Calcote said he would begin work on the renovation immediatelywhile shopping for the best purchase price on the necessaryequipment.

Calcote and Jail Warden Joe Price first mentioned the plan tofeed inmates last month. The topic was tabled after a lengthydiscussion because the board wanted to consult with Board AttorneyBob Allen on a few legal issues.

Allen questioned the cost of the equipment and renovations andsaid the sheriff would have to seek additional price quotes beforeapproving any purchases.

The total cost of the setting up the kitchen has been estimatedat $20,000, Calcote said. Most of the renovation work would beconducted by the inmates, although some specialists may berequired.

“We’ll have to have someone come in for the electrical work,”the sheriff said.

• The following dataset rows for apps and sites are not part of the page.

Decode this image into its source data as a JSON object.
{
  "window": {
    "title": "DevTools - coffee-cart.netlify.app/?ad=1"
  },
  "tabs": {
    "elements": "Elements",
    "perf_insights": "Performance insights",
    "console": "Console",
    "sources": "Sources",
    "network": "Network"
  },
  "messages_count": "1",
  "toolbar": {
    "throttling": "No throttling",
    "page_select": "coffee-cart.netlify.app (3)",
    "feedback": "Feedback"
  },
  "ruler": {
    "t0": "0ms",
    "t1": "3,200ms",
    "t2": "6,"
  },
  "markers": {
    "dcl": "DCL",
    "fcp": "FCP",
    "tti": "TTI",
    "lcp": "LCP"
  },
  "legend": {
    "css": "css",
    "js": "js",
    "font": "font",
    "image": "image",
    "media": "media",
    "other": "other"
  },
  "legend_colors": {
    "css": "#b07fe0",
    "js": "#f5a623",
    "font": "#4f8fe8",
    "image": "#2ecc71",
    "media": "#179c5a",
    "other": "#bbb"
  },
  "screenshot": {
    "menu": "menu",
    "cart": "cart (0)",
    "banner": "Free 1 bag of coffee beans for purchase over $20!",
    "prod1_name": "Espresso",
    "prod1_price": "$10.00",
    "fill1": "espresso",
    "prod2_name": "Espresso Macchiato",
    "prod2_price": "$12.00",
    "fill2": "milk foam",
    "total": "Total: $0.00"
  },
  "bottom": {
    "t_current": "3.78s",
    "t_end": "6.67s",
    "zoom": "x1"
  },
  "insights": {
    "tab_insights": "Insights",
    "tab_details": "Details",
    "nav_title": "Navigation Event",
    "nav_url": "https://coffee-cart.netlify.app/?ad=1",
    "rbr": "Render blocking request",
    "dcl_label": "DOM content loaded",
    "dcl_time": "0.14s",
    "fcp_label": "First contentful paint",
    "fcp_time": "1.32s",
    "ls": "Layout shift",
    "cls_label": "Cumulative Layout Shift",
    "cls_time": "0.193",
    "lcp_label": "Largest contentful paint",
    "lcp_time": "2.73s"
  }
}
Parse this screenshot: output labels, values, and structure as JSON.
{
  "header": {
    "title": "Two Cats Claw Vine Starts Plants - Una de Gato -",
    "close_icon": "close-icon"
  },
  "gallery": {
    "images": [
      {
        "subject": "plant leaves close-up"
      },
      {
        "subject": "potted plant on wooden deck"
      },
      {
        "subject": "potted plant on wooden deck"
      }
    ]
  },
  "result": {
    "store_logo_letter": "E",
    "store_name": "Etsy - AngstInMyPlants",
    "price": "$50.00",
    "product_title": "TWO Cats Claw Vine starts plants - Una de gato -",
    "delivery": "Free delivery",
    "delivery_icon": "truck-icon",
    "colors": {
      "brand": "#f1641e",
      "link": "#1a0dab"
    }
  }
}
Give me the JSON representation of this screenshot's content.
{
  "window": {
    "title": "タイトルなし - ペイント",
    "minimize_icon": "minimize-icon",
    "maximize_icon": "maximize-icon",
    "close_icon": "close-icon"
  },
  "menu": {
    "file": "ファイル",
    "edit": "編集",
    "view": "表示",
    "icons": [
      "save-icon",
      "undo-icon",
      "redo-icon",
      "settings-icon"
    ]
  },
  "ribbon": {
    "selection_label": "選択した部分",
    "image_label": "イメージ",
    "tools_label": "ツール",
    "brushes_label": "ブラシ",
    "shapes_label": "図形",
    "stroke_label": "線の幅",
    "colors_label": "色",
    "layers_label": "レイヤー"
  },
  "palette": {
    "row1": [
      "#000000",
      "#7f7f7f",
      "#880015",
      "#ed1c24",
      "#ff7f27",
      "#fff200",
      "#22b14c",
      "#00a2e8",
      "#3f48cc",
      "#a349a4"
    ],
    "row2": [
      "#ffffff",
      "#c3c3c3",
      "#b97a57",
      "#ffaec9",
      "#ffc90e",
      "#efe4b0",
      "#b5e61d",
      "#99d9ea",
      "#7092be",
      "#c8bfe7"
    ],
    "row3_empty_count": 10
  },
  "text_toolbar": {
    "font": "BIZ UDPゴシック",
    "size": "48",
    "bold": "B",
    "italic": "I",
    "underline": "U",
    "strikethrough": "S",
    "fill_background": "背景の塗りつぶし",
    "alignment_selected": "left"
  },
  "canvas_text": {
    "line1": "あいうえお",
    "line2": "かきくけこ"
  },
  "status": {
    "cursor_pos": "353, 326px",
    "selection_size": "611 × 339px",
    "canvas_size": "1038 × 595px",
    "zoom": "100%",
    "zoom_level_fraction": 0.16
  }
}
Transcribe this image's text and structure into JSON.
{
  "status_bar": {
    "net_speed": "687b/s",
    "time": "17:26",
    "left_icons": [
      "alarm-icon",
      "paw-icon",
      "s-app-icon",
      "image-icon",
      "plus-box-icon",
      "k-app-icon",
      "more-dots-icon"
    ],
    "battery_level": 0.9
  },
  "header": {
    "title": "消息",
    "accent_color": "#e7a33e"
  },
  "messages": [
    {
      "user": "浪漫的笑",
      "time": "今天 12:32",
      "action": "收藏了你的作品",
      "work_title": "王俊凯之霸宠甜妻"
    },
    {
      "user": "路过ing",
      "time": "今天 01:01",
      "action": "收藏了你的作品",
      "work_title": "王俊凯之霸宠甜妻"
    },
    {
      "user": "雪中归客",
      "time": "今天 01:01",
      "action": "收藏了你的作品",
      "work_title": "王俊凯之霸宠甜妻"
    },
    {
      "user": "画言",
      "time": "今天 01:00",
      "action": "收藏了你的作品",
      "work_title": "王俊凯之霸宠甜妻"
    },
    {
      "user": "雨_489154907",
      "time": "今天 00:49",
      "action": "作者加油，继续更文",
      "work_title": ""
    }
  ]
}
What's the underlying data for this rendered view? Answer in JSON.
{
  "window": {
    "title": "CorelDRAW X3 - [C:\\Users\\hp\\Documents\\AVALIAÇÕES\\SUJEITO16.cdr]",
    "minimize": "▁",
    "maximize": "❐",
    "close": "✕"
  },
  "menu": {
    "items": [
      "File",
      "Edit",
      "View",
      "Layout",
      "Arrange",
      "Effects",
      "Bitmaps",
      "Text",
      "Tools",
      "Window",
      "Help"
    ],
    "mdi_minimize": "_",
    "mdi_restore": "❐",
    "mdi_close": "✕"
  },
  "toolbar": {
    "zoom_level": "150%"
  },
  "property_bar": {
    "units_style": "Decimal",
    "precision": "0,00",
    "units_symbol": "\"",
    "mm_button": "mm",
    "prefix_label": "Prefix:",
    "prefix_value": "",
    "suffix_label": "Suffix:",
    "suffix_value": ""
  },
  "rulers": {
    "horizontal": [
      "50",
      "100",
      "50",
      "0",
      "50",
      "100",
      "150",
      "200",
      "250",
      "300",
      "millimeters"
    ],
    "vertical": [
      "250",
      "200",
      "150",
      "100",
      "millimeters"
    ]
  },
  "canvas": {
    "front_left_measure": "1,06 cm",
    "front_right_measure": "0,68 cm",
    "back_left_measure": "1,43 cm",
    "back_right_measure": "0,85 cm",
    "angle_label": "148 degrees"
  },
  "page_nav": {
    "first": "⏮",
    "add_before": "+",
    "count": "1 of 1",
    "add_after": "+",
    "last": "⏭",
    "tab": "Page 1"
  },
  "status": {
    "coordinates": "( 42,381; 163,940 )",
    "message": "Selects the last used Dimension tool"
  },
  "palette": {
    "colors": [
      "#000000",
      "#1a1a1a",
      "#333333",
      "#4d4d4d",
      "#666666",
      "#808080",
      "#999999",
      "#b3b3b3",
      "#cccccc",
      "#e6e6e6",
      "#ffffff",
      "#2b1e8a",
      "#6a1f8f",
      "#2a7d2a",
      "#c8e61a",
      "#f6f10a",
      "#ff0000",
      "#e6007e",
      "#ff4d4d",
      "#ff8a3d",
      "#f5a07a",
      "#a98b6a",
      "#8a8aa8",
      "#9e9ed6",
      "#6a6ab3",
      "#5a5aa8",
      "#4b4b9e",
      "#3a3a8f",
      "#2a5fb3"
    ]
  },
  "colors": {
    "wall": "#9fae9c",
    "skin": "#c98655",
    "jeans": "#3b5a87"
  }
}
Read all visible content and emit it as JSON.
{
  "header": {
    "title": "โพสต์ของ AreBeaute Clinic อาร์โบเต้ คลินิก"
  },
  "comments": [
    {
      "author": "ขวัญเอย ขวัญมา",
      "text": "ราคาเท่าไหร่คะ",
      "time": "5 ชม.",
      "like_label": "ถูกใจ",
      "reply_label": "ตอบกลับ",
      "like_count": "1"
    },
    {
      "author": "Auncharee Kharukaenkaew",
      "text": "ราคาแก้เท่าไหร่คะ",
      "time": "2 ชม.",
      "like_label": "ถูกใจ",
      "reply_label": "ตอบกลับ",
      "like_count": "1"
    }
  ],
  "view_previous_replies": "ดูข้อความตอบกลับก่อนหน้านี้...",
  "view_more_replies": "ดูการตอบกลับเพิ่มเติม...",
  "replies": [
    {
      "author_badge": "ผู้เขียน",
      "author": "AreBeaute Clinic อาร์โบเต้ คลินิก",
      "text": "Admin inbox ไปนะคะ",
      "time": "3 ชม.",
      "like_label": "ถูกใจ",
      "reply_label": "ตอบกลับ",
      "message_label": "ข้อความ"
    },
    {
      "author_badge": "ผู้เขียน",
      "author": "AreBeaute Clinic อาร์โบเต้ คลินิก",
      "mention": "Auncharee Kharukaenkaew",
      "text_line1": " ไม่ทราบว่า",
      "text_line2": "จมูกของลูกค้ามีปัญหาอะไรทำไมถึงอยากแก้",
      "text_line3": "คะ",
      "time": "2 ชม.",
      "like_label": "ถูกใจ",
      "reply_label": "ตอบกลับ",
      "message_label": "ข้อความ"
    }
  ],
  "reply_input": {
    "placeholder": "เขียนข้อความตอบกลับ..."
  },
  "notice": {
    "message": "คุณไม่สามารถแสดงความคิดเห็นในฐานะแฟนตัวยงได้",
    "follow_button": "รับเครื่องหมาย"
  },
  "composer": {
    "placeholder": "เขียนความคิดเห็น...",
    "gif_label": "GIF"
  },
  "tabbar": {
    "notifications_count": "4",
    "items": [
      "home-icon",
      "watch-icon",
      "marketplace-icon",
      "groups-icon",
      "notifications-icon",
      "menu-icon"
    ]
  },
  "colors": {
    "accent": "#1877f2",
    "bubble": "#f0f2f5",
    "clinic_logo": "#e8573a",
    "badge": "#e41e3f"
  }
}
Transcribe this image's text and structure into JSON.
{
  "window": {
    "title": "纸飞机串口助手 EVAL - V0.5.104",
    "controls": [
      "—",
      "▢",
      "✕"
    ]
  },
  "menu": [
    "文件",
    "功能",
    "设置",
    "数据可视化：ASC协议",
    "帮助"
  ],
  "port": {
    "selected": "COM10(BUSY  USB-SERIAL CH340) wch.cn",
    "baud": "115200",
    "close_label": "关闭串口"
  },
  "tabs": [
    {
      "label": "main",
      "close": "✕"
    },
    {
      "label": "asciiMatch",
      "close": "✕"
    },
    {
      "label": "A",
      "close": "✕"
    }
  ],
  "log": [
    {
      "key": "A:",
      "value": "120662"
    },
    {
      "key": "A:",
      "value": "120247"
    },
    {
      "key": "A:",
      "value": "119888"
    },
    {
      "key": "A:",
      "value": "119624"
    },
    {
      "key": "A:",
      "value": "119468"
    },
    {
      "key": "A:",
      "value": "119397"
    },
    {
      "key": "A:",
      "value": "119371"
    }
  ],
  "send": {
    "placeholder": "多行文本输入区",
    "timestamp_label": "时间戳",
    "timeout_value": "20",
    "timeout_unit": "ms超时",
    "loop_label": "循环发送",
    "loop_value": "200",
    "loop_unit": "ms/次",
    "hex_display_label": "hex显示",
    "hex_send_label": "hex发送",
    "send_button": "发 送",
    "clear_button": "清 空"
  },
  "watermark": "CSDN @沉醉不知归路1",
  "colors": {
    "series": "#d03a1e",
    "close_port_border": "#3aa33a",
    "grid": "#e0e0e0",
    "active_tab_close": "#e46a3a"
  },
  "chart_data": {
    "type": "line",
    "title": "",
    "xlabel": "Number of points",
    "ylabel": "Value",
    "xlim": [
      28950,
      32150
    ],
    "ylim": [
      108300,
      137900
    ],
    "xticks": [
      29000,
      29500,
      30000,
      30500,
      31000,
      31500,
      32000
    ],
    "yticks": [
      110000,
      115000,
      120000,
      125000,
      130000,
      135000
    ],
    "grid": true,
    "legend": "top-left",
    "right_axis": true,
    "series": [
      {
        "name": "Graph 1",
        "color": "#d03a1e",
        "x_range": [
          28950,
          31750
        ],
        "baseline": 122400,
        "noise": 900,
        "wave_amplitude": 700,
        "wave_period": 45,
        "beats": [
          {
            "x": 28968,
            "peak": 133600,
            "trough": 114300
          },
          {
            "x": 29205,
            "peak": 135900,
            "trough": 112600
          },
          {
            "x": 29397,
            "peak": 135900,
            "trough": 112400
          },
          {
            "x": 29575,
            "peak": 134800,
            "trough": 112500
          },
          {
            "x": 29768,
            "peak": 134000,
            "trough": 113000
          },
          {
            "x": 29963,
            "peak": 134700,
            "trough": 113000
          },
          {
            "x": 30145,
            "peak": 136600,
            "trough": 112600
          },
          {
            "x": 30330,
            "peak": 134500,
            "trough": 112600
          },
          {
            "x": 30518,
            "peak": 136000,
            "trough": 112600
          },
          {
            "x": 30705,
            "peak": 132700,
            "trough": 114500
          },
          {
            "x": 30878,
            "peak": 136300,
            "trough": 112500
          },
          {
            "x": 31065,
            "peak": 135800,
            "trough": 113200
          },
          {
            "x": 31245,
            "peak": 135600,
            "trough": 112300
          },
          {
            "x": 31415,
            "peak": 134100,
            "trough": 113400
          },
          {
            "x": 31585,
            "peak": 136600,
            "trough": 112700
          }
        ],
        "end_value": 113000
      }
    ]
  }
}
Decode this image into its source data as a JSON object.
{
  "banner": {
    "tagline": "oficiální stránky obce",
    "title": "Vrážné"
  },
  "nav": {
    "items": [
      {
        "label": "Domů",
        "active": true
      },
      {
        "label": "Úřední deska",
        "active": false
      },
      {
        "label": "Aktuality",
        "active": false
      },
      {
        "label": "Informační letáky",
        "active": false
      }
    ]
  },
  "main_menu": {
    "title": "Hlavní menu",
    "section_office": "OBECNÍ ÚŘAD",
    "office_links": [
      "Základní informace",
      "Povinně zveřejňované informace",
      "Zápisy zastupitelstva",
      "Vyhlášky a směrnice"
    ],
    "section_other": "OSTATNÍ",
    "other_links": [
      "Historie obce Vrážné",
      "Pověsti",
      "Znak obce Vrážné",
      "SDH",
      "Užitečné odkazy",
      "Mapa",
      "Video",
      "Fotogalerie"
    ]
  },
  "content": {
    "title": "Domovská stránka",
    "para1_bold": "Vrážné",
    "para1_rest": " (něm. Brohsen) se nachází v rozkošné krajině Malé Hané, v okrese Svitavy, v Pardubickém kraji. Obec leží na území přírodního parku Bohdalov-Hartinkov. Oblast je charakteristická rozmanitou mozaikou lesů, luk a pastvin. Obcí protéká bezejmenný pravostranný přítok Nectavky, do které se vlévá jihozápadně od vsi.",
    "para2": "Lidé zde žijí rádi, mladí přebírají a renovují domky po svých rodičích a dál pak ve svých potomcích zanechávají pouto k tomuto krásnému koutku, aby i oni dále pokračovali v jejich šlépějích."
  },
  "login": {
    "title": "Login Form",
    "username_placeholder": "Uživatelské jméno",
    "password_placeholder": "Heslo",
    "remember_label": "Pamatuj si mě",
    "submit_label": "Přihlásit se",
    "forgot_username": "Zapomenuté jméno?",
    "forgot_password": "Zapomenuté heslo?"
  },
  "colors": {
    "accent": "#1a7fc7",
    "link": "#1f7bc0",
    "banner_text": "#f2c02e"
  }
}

Allen also questioned whether the kitchen would require anadditional employee to oversee it.

Price said he would be the supervising cook. When he acceptedthe warden’s job, Price said, he knew the cook position would be”one of my many hats.” He is already overseeing the meals that arebrought in under the sheriff’s department contract with ValleyServices, which currently prepares and delivers hot meals to thejail.

Chancery Clerk Tillmon Bishop cautioned the sheriff that he maybe letting himself in for more trouble than he thinks. He cited histime in the restaurant business.

“It takes a lot of your time,” he said.

Calcote responded that he knew what was expected and had thoughtabout the kitchen for several years.

“It’s something that I’ve studied for the past three years, evenbefore I became sheriff,” he said. “I’ve always wondered why weweren’t already doing this with the money that can be saved. I’mcomfortable with it. There are a few things we need to work out, asMr. Allen suggested, but I’m confident this will save the countymoney.”

“I believe in y’all. I believe it can be done,” said District 1Supervisor the Rev. Jerry Wilson. The supervisors all nodded inagreement or made similar remarks.

Allen wasn’t quite as enthusiastic as the board, but admittedthe project had possibilities.

“I think he’s buying a lot of headaches,” he said. “But, I getpaid to look for bad things and not happy endings.”

The board really had nothing to approve, Allen said.

“You aren’t waiting on us if it’s in your budget,” he said.